Has your New Year’s resolution to quit smoking failed already? Feeling frustrated that you can’t seem to kick it on your own? Well, you’re not alone. And Dr. Daniel Gibbs can help you.
First of all, don’t give yourself a hard time. Most people find quitting smoking to be a difficult endeavour. It is common to resume smoking several times before the time is right. If you feel that this year is the right time for you to quit, read on…
Yes, you may have tried every method under the sun so far. You may have already tried acupuncture even. But have you had help from one of the most experienced acupuncturists in Australia for smoking cessation? Someone who also has a thorough understanding of psychology and neuro-chemistry?
Dr. Daniel Gibbs has this unique skill set and works here at Freedom Chinese Medicine in Ivanhoe, Melbourne. He talks about the fact that smoking can be a multifaceted and personalised habit often interwoven into various aspects of life such as socialisation, solitude, work breaks and stress/anxiety management. Although people can differ in regard to the reasons why they smoke, there are several principles and actions that usually provide for an easier quitting process. Here is one of them. Daniel says that:
Most people find that quitting is easier if they make a plan. Ideally it is best to choose a time that is not too stressful and that allows you to get away from your usual routines that involve smoking: If you don’t have this luxury then simply thinking of the typical times when you smoke and coming up with some strategies or alternative activities can go a long way.

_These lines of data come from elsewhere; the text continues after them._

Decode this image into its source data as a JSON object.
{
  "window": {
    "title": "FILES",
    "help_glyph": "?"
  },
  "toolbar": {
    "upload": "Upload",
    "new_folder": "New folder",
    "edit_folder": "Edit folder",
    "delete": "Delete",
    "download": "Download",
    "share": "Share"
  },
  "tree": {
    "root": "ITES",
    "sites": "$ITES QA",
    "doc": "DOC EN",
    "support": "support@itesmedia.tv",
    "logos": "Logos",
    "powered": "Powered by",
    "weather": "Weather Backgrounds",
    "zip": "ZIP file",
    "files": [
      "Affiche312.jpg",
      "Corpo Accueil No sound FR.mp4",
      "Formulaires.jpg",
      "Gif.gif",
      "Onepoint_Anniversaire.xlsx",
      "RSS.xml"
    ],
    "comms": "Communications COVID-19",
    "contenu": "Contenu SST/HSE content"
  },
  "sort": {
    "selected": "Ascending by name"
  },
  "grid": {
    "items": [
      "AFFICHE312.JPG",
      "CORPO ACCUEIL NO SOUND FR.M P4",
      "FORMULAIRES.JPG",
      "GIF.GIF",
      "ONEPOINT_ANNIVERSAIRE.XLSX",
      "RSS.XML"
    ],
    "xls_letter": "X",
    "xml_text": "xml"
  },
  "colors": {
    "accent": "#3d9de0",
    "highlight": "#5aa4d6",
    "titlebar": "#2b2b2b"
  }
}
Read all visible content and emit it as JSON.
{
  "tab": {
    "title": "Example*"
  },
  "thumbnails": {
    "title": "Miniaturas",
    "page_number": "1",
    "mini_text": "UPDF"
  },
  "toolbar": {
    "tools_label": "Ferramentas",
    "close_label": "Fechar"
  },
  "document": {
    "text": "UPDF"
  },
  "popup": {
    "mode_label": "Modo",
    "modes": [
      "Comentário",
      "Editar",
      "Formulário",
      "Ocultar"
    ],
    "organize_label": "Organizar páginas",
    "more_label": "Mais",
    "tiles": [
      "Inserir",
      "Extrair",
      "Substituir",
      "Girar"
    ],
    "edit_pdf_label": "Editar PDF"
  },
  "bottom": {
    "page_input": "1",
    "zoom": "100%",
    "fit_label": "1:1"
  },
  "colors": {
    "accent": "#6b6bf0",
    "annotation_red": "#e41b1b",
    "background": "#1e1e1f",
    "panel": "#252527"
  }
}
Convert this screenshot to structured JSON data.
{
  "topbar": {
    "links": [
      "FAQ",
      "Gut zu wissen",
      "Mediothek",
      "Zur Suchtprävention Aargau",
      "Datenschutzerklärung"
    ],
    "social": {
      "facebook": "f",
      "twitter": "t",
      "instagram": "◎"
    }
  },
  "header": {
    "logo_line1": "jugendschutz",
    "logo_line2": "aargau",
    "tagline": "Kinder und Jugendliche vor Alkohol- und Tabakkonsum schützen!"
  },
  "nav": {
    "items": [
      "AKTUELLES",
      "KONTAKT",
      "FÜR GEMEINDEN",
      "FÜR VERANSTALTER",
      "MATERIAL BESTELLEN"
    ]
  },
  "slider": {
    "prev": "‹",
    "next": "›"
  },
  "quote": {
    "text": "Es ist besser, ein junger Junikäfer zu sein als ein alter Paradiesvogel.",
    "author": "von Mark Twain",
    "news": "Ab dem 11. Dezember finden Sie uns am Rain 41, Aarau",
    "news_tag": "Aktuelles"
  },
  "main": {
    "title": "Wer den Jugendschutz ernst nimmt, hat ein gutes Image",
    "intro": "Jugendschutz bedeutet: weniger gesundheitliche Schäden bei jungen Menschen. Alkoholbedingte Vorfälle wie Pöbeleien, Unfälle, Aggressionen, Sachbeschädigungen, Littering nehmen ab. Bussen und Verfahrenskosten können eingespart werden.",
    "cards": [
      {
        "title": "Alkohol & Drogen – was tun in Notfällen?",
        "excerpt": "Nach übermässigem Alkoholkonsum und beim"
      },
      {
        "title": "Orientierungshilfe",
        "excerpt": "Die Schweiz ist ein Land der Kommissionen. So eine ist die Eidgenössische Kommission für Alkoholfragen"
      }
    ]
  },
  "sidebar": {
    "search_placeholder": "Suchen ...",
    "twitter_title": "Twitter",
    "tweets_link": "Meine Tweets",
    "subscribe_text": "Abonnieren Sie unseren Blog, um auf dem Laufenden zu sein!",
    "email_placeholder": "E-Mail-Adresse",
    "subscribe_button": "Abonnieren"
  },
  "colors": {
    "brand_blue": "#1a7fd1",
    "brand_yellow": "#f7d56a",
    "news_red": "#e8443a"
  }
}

An important thing to appreciate is that cigarettes and nicotine have key functions in people’s lives and these often need to be accounted for via some technique or replacement: For example brief periods of deep breathing or meditation can alter brain chemistry in a way that is similar to smoking when it is used to manage stress or anxiety, and similarly, any brief activity that you find pleasurable can be done routinely on your breaks from work or other key times.
How Acupuncture Can Help in Smoking Cessation
Acupuncture assists people to quit by helping to regulate the actions of endorphin and other neurotransmitters that are thrown into disarray when one stops smoking; it is in this way that it can assist with lessening the frequency and duration of physical cravings; Generally acupuncture is given every 2-5 days, depending on the level of addiction, over the first 2 weeks after ceasing the consumption of nicotine. Dr. Daniel Gibbs has many years of experience in this arears and has helped hundreds of people to quit. Are you ready for some expert help to quit?
Flash special: Start a smoking cessation program by the 31st January 2018 for only $267*. Usual cost is $335.
*Includes 4 acupuncture sessions twice weekly and expert advice with Dr. Daniel Gibbs.
Can’t afford it? We also offer Open Room/ Community Acupuncture sessions for $40 (or $30 concession). You’d just need an initial session with Daniel first so he can make the best treatment plan for you. Please give us a call on 03 9486 5966. For private/ closed room sessions you can click here to Book Now.
Written by Dr. Daniel Gibbs
Acupuncture, Traditional Chinese Medicine and Massage
Dr. Daniel Gibbs has been practicing Acupuncture, Traditional Chinese Medicine and Massage since 2005. He has experience in treating a wide range of conditions and has specialised in the treatment of musculoskeletal disorders, working both as a independent therapist and adjunctively alongside physiotherapists.
Daniel is one of the most experienced Acupuncturists in Australia for smoking cessation treatments; assisting hundreds of people to quit cigarettes. Daniel also has a thorough understanding of psychology and neuro-chemistry. And extra skills in Cosmetic Acupuncture.
Daniel is a very relaxed person with excellent skills, so is able to help you on many levels. He is also a veteran skateboarder & an enthusiastic snowboarder.
Click on Daniel’s image to watch his intro video!
Carr, A. (1985) The Easy Way to Stop Smoking, London; Arcturus Publishing Limited
Deadman, P. et al (2007) A Manual of Acupuncture, 2nd ed., The Journal of Chinese Medicine, Hove;UK